■ **Task item**:
The answer should be a faithful retyping of the records that follow, pictures excluded.

##### Data records

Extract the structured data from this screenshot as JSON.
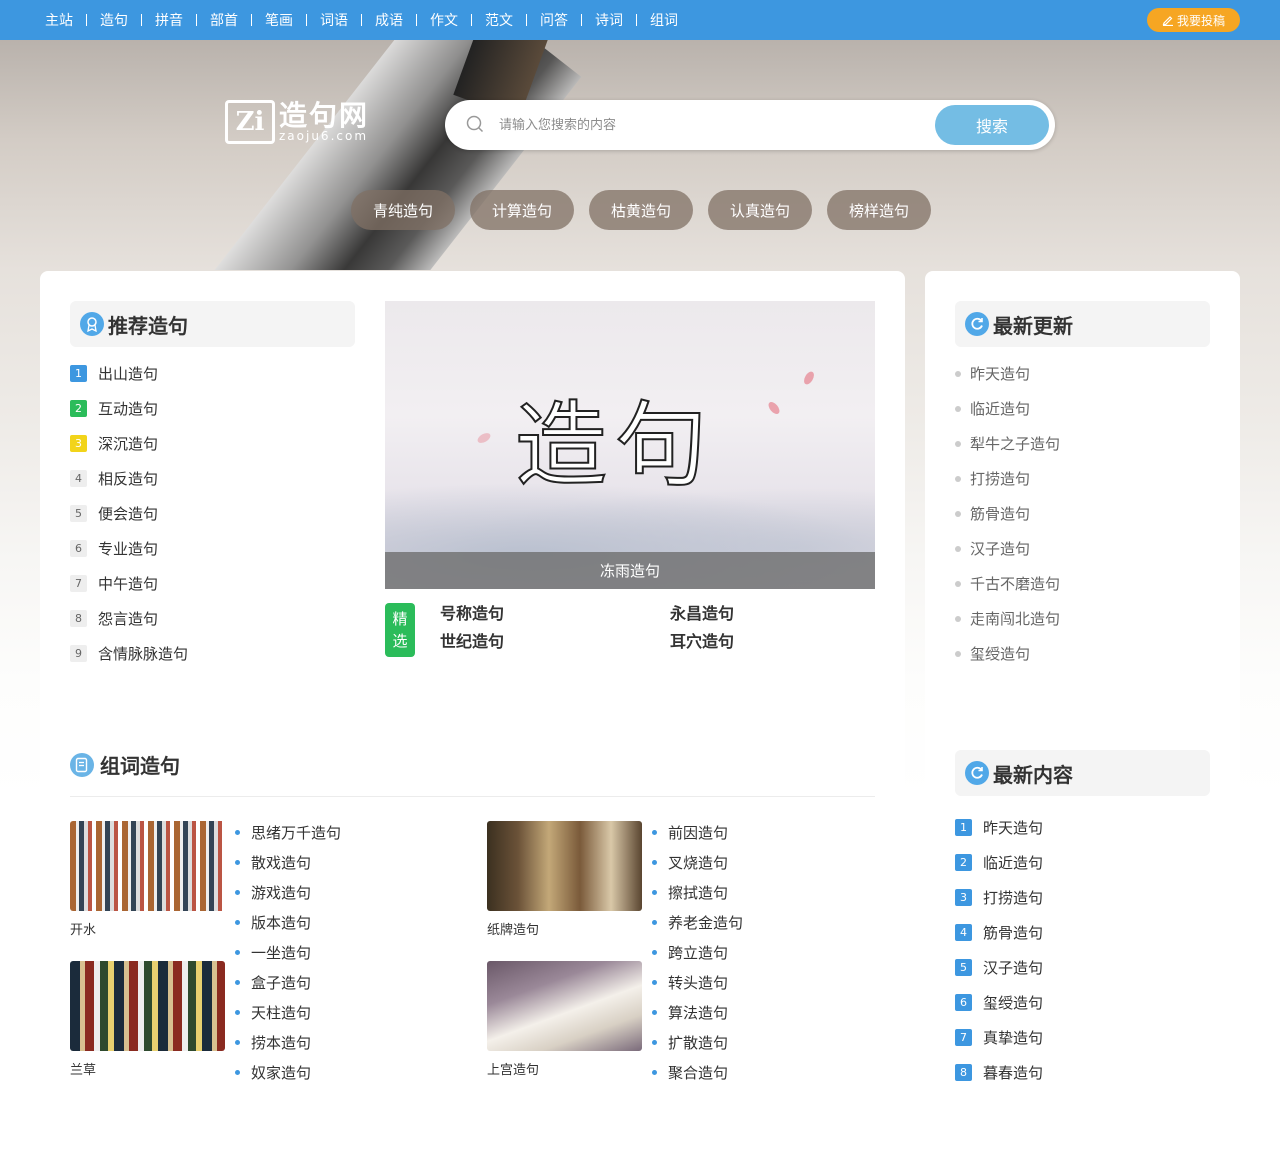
{
  "nav": {
    "items": [
      "主站",
      "造句",
      "拼音",
      "部首",
      "笔画",
      "词语",
      "成语",
      "作文",
      "范文",
      "问答",
      "诗词",
      "组词"
    ],
    "submit_label": "我要投稿"
  },
  "logo": {
    "mark": "Zi",
    "name": "造句网",
    "domain": "zaoju6.com"
  },
  "search": {
    "placeholder": "请输入您搜索的内容",
    "button": "搜索"
  },
  "hot_tags": [
    "青纯造句",
    "计算造句",
    "枯黄造句",
    "认真造句",
    "榜样造句"
  ],
  "recommend": {
    "title": "推荐造句",
    "items": [
      "出山造句",
      "互动造句",
      "深沉造句",
      "相反造句",
      "便会造句",
      "专业造句",
      "中午造句",
      "怨言造句",
      "含情脉脉造句"
    ]
  },
  "banner": {
    "big_text": "造句",
    "caption": "冻雨造句"
  },
  "featured": {
    "tag": [
      "精",
      "选"
    ],
    "links": [
      "号称造句",
      "永昌造句",
      "世纪造句",
      "耳穴造句"
    ]
  },
  "latest_updates": {
    "title": "最新更新",
    "items": [
      "昨天造句",
      "临近造句",
      "犁牛之子造句",
      "打捞造句",
      "筋骨造句",
      "汉子造句",
      "千古不磨造句",
      "走南闯北造句",
      "玺绶造句"
    ]
  },
  "word_section": {
    "title": "组词造句",
    "blocks": [
      {
        "caption": "开水",
        "links": [
          "思绪万千造句",
          "散戏造句",
          "游戏造句",
          "版本造句",
          "一坐造句"
        ]
      },
      {
        "caption": "兰草",
        "links": [
          "盒子造句",
          "天柱造句",
          "捞本造句",
          "奴家造句"
        ]
      },
      {
        "caption": "纸牌造句",
        "links": [
          "前因造句",
          "叉烧造句",
          "擦拭造句",
          "养老金造句",
          "跨立造句"
        ]
      },
      {
        "caption": "上宫造句",
        "links": [
          "转头造句",
          "算法造句",
          "扩散造句",
          "聚合造句"
        ]
      }
    ]
  },
  "latest_content": {
    "title": "最新内容",
    "items": [
      "昨天造句",
      "临近造句",
      "打捞造句",
      "筋骨造句",
      "汉子造句",
      "玺绶造句",
      "真挚造句",
      "暮春造句"
    ]
  },
  "colors": {
    "nav_bg": "#3d97e0",
    "submit_bg": "#f6a623",
    "featured_tag": "#2bbc5a",
    "search_btn": "#74bde4"
  },
  "icons": {
    "search": "search-icon",
    "submit": "pen-icon",
    "recommend": "award-icon",
    "updates": "refresh-icon",
    "word": "edit-doc-icon"
  }
}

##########

■ **Output of the task**:
Extract the structured data from this screenshot as JSON.
{
  "nav": {
    "items": [
      "主站",
      "造句",
      "拼音",
      "部首",
      "笔画",
      "词语",
      "成语",
      "作文",
      "范文",
      "问答",
      "诗词",
      "组词"
    ],
    "submit_label": "我要投稿"
  },
  "logo": {
    "mark": "Zi",
    "name": "造句网",
    "domain": "zaoju6.com"
  },
  "search": {
    "placeholder": "请输入您搜索的内容",
    "button": "搜索"
  },
  "hot_tags": [
    "青纯造句",
    "计算造句",
    "枯黄造句",
    "认真造句",
    "榜样造句"
  ],
  "recommend": {
    "title": "推荐造句",
    "items": [
      "出山造句",
      "互动造句",
      "深沉造句",
      "相反造句",
      "便会造句",
      "专业造句",
      "中午造句",
      "怨言造句",
      "含情脉脉造句"
    ]
  },
  "banner": {
    "big_text": "造句",
    "caption": "冻雨造句"
  },
  "featured": {
    "tag": [
      "精",
      "选"
    ],
    "links": [
      "号称造句",
      "永昌造句",
      "世纪造句",
      "耳穴造句"
    ]
  },
  "latest_updates": {
    "title": "最新更新",
    "items": [
      "昨天造句",
      "临近造句",
      "犁牛之子造句",
      "打捞造句",
      "筋骨造句",
      "汉子造句",
      "千古不磨造句",
      "走南闯北造句",
      "玺绶造句"
    ]
  },
  "word_section": {
    "title": "组词造句",
    "blocks": [
      {
        "caption": "开水",
        "links": [
          "思绪万千造句",
          "散戏造句",
          "游戏造句",
          "版本造句",
          "一坐造句"
        ]
      },
      {
        "caption": "兰草",
        "links": [
          "盒子造句",
          "天柱造句",
          "捞本造句",
          "奴家造句"
        ]
      },
      {
        "caption": "纸牌造句",
        "links": [
          "前因造句",
          "叉烧造句",
          "擦拭造句",
          "养老金造句",
          "跨立造句"
        ]
      },
      {
        "caption": "上宫造句",
        "links": [
          "转头造句",
          "算法造句",
          "扩散造句",
          "聚合造句"
        ]
      }
    ]
  },
  "latest_content": {
    "title": "最新内容",
    "items": [
      "昨天造句",
      "临近造句",
      "打捞造句",
      "筋骨造句",
      "汉子造句",
      "玺绶造句",
      "真挚造句",
      "暮春造句"
    ]
  },
  "colors": {
    "nav_bg": "#3d97e0",
    "submit_bg": "#f6a623",
    "featured_tag": "#2bbc5a",
    "search_btn": "#74bde4"
  },
  "icons": {
    "search": "search-icon",
    "submit": "pen-icon",
    "recommend": "award-icon",
    "updates": "refresh-icon",
    "word": "edit-doc-icon"
  }
}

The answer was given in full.